Items from a data source
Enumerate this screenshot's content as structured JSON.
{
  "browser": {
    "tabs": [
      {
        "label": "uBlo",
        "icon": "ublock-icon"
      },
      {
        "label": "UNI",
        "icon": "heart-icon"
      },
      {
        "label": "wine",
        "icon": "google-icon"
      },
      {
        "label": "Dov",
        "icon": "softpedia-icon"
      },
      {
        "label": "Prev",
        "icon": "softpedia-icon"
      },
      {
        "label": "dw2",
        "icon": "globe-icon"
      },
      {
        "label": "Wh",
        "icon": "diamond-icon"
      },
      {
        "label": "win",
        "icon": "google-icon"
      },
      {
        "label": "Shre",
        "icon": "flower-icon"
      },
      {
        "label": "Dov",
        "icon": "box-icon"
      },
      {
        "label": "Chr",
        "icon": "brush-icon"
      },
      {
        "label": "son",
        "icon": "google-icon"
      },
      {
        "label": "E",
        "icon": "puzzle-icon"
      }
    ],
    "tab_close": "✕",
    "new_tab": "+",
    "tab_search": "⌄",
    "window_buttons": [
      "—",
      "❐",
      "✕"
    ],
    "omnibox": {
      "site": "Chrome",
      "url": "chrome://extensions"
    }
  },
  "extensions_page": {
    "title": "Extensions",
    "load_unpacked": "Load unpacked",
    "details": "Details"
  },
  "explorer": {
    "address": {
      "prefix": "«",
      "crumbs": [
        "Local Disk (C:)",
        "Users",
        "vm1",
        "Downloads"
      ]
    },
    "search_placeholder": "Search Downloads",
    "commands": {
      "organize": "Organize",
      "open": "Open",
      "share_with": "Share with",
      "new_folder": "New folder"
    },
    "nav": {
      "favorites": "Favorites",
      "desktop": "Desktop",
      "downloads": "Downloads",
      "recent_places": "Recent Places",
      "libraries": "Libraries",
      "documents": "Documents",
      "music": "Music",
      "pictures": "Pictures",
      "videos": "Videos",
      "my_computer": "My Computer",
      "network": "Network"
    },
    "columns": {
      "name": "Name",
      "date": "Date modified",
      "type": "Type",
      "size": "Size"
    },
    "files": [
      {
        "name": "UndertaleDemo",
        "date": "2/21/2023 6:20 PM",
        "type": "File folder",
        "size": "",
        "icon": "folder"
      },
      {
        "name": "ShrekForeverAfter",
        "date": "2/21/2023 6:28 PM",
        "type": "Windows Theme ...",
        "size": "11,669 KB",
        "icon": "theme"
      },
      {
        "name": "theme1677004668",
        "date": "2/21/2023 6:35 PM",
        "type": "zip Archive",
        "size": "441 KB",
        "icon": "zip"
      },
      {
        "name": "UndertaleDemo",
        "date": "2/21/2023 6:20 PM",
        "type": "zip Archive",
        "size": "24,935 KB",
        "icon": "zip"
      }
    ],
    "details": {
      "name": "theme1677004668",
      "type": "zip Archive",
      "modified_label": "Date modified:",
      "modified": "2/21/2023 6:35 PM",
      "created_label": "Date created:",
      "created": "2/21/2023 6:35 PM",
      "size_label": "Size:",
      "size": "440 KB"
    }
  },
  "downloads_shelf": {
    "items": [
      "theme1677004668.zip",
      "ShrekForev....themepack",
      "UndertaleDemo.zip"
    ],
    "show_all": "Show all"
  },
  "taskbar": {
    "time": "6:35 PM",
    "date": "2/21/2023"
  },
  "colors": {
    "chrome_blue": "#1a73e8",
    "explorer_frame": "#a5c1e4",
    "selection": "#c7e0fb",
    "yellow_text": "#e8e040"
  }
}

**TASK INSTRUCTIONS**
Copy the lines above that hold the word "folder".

**EXPECTED ANSWER**
      "new_folder": "New folder"
        "type": "File folder",
        "icon": "folder"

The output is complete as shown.